--- DATA Enclosed Below ---

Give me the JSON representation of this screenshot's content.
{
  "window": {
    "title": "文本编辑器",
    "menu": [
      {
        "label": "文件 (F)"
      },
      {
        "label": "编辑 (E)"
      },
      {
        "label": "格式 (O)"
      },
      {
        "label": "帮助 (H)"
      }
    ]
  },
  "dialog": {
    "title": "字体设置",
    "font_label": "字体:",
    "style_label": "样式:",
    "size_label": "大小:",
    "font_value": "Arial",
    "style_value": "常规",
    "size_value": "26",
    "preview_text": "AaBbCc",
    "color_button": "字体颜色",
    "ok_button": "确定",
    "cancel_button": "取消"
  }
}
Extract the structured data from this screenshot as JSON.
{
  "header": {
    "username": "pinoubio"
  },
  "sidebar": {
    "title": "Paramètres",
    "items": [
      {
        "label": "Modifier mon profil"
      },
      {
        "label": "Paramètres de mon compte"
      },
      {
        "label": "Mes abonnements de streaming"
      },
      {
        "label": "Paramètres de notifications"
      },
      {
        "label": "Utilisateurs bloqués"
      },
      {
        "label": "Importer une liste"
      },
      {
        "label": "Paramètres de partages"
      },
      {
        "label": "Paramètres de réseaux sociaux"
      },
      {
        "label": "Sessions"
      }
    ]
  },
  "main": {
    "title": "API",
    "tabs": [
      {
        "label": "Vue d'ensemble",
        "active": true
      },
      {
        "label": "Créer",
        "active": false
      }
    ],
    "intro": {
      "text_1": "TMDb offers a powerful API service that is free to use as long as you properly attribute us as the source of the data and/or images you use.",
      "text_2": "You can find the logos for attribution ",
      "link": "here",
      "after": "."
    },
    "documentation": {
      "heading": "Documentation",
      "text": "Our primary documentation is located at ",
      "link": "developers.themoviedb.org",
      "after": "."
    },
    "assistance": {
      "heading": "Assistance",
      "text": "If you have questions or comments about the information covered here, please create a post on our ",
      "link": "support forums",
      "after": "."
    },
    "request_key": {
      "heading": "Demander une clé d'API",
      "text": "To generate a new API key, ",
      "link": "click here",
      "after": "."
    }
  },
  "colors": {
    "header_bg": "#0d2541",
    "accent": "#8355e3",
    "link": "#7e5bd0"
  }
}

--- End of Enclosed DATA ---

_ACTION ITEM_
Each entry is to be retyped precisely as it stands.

_OUTPUT OF THE EXERCISE_
Give me the JSON representation of this screenshot's content.
{
  "window": {
    "title": "文本编辑器",
    "menu": [
      {
        "label": "文件 (F)"
      },
      {
        "label": "编辑 (E)"
      },
      {
        "label": "格式 (O)"
      },
      {
        "label": "帮助 (H)"
      }
    ]
  },
  "dialog": {
    "title": "字体设置",
    "font_label": "字体:",
    "style_label": "样式:",
    "size_label": "大小:",
    "font_value": "Arial",
    "style_value": "常规",
    "size_value": "26",
    "preview_text": "AaBbCc",
    "color_button": "字体颜色",
    "ok_button": "确定",
    "cancel_button": "取消"
  }
}
Extract the structured data from this screenshot as JSON.
{
  "header": {
    "username": "pinoubio"
  },
  "sidebar": {
    "title": "Paramètres",
    "items": [
      {
        "label": "Modifier mon profil"
      },
      {
        "label": "Paramètres de mon compte"
      },
      {
        "label": "Mes abonnements de streaming"
      },
      {
        "label": "Paramètres de notifications"
      },
      {
        "label": "Utilisateurs bloqués"
      },
      {
        "label": "Importer une liste"
      },
      {
        "label": "Paramètres de partages"
      },
      {
        "label": "Paramètres de réseaux sociaux"
      },
      {
        "label": "Sessions"
      }
    ]
  },
  "main": {
    "title": "API",
    "tabs": [
      {
        "label": "Vue d'ensemble",
        "active": true
      },
      {
        "label": "Créer",
        "active": false
      }
    ],
    "intro": {
      "text_1": "TMDb offers a powerful API service that is free to use as long as you properly attribute us as the source of the data and/or images you use.",
      "text_2": "You can find the logos for attribution ",
      "link": "here",
      "after": "."
    },
    "documentation": {
      "heading": "Documentation",
      "text": "Our primary documentation is located at ",
      "link": "developers.themoviedb.org",
      "after": "."
    },
    "assistance": {
      "heading": "Assistance",
      "text": "If you have questions or comments about the information covered here, please create a post on our ",
      "link": "support forums",
      "after": "."
    },
    "request_key": {
      "heading": "Demander une clé d'API",
      "text": "To generate a new API key, ",
      "link": "click here",
      "after": "."
    }
  },
  "colors": {
    "header_bg": "#0d2541",
    "accent": "#8355e3",
    "link": "#7e5bd0"
  }
}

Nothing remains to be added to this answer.